          o Drafting, including planning and organizational strategies
          o Revision, including modes of developing paragraphs and essays such as argument
          o Editing, including work with grammar and style
    * Offer useful formative and summative feedback suited to various stages in the writing process and the developmental needs of individual writers
    * Help students locate, integrate, and cite sources in papers using research
    * Develop rhetorical awareness of how to write for varied purposes and contexts

Expertise with Teaching Language

    * Foster engagement with the cultural and rhetorical nuances of language in use
    * Explain sentence elements and the ways they affect style and readers’ responses
    * Able to distinguish more serious problems with grammar and usage
    * Able to provide individually adapted and culturally sensitive instruction on those problems
    * Help students understand the social, cultural, and ethnic sources of language variations

Expertise with Teaching Literature

    * Help students to see responding to literature as a generative and rewarding process
    * Provide help with close reading strategies to develop interpretations with specifics
    * Present the history of British, American, and world literatures in an engaging manner
    * Deepen students’ understanding of the rhetorical dimensions of formal elements
    * Help students appreciate the critical capacities of literature and the imaginative experience

Additional Professional Expertise
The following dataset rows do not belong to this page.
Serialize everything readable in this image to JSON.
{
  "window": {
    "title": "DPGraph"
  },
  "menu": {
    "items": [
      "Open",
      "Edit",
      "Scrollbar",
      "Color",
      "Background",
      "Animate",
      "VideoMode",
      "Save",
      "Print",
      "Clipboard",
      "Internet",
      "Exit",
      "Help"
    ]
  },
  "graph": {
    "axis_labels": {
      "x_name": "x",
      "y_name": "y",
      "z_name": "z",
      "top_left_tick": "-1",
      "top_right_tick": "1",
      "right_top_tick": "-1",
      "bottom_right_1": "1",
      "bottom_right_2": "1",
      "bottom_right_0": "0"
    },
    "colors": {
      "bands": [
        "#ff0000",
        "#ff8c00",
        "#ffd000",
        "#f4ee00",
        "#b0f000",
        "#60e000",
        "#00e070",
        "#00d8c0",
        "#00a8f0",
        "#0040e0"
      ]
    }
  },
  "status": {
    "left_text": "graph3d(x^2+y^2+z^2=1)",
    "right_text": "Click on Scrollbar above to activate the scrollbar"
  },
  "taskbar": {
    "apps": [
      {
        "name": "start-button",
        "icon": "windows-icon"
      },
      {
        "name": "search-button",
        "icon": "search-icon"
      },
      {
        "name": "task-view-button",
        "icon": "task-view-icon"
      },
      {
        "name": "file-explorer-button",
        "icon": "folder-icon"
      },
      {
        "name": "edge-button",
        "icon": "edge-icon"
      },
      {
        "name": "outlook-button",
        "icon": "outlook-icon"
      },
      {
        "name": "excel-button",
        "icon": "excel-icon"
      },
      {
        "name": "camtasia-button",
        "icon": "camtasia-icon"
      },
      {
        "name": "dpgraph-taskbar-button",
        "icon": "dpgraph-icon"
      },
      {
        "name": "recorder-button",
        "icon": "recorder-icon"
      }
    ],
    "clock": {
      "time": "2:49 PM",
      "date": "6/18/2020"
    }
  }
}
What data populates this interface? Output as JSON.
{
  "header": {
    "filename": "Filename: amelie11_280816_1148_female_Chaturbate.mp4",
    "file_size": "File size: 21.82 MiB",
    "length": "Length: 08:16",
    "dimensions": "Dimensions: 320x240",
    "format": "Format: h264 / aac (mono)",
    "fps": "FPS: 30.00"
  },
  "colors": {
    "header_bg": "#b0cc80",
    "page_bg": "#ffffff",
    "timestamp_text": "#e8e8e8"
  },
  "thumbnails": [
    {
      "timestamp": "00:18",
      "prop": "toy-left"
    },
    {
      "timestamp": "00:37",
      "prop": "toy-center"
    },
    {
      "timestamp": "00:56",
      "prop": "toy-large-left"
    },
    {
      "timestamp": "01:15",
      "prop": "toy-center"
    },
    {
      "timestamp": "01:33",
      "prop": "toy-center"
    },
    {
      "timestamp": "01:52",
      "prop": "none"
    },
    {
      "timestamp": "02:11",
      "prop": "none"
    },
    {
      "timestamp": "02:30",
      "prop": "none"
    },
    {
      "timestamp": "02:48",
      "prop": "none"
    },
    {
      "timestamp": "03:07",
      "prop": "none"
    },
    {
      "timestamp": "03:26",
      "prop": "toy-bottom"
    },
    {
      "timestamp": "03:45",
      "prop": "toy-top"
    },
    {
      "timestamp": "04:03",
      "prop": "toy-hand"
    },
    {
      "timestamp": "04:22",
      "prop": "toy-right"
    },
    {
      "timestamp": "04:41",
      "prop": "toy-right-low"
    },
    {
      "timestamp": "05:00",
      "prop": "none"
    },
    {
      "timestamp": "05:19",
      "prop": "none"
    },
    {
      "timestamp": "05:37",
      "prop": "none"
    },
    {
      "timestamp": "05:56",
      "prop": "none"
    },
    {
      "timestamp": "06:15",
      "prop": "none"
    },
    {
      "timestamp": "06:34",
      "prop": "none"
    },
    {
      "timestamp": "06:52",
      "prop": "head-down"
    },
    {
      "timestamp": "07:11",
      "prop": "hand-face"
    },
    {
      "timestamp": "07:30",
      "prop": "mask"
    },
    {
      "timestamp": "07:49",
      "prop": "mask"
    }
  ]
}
    * Draw upon relevant experiences to demonstrate the practical skills needed to achieve goals
    * Document those experiences, skills, and goals in an effective resume
    * Further substantiate that professional expertise with a teaching portfolio
    * Articulate your distinctive strengths in a persuasive manner in a job application letter
    * Research jobs, graduate programs, and other professional opportunities